It’s 9:05 a.m. on April 15. Kelsey Bell, a senior and editor-in-chief of the North Star, sits and listens to the names of six runner-ups for the National High School Journalist of the Year Award.
After Bell won Missouri State Journalist of the Year, Manfull decided to take her and a several other editors from the program to Spring Nationals in Seattle.
FHN Journalism Adviser Aaron Manfull, eight students from staff, and thousands of other students from all over the nation now sit with anticipation.
Wayna Polk, head of the Journalism Education Association Scholarship Committee, reads the judges’ assessment of the Journalist of the Year’s portfolio from the podium. There were strong elements of theme, color, and font, they note. Polk mentions a cyber awareness package in the portfolio. Some ears perk up. Bell had designed a cyber awareness section for the newspaper a few years ago. Then, remembering a lot of schools had covered cyberbullying, some slump back down. The announcer reads off other achievements. Then:
“Join me in congratulating the 2012 JEA High School Journalist of the Year, Kelsey Bell.”
Bell hears these words. Manfull hears these words. And so do the other eight. But the words don’t register.
At least not at first.
Then, it hits them and Bell doubles over and Manfull has tears in his eyes and the others on staff stumble up to their feet to clap.
“I was shocked, thrilled, surprised, excited and happy for her all at once,” Manfull said. “I just know how hard she worked and how she’s helped people, her peers in the room, and I was just really happy.”
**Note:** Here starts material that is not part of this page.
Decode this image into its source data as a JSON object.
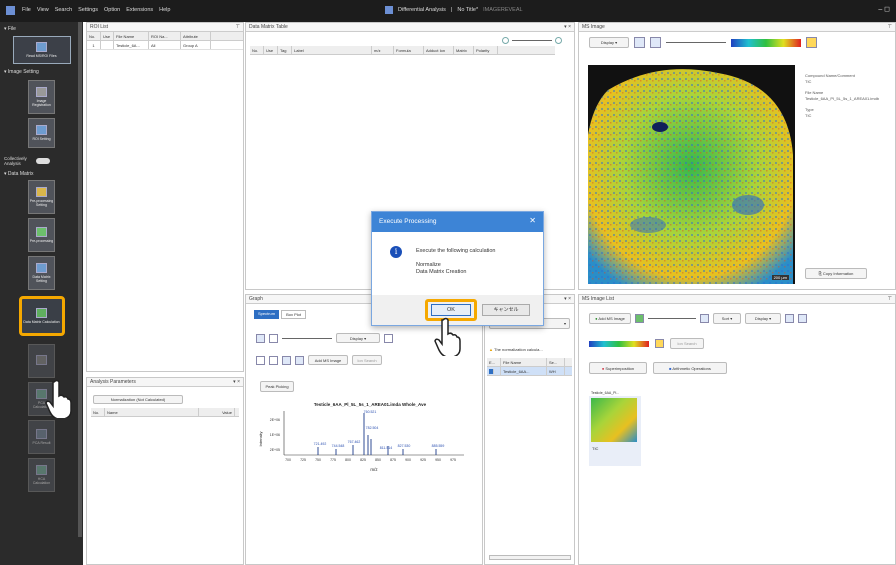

This award means a lot not only to Bell but to the rest of FHN media department.
“It’s so cool that everyone works so hard all the time and I couldn’t be happier to share this exciting moment with everyone who helped me get there,” Bell said. “I really do think it was not just me, it was everyone in the program.”
Along with winning the title of Journalist of the Year, Bell received a $5,000 scholarship and the opportunity to speak at 2013 Spring Nationals in San Francisco.
“The scholarship money that goes with it is just incredible and will help her out with college expenses,” Manfull said. “Beyond that, I think it helps give her even more confidence of her amazing abilities and will help her get her foot in the door a few more places.”
Bell has plans to attend either the University of Ohio or Indiana this fall.
“I do know I want to be doing what I’m doing and it’s going to be sad to leave 026 but I’m ready to to go on and find a place in a different newspaper somewhere,” Bell said. “Hopefully it’s like 026. It won’t be the same but hopefully it will remind me of it.”